» **Given data**:
▬▬▬▬▬▬▬▬▬▬

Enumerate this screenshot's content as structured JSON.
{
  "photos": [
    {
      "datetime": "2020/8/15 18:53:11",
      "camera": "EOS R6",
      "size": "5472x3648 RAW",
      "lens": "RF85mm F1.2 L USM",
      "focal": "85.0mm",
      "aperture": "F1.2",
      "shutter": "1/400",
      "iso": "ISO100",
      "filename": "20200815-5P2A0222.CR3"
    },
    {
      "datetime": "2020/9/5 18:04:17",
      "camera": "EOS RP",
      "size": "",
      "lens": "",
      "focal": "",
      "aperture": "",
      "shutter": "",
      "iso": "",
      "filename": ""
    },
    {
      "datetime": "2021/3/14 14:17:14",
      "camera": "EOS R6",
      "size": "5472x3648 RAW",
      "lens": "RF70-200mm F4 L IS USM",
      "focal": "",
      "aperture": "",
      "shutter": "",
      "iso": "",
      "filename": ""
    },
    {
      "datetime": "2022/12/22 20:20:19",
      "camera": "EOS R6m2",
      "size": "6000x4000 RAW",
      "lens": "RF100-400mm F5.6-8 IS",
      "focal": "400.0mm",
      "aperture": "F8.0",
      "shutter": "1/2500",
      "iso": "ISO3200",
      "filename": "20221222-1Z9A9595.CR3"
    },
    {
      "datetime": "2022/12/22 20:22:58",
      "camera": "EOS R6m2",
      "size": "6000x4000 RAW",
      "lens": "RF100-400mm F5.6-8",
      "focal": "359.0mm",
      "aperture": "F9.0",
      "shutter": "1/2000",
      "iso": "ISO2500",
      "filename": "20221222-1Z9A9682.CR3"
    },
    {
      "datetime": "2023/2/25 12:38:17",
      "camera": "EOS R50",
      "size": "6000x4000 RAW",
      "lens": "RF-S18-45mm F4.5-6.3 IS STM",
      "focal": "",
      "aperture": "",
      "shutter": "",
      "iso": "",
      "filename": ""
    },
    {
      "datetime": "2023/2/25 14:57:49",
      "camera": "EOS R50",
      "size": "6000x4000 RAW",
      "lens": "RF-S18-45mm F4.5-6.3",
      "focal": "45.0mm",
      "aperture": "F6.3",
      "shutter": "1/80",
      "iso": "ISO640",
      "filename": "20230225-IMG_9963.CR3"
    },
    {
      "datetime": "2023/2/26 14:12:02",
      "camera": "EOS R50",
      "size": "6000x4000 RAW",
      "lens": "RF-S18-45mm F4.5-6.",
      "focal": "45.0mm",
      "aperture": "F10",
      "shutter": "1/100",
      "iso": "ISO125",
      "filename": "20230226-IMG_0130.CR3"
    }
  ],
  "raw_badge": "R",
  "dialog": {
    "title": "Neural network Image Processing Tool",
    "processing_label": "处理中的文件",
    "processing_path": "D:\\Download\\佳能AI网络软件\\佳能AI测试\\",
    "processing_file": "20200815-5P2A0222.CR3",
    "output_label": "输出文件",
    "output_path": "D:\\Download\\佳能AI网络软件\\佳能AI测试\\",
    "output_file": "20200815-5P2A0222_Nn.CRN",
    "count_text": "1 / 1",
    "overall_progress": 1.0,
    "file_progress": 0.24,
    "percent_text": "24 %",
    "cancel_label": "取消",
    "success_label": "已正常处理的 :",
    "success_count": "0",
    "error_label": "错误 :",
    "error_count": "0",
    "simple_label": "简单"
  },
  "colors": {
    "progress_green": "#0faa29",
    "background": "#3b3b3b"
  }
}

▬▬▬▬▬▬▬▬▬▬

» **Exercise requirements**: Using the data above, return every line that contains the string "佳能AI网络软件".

» **Expected output**:
    "processing_path": "D:\\Download\\佳能AI网络软件\\佳能AI测试\\",
    "output_path": "D:\\Download\\佳能AI网络软件\\佳能AI测试\\",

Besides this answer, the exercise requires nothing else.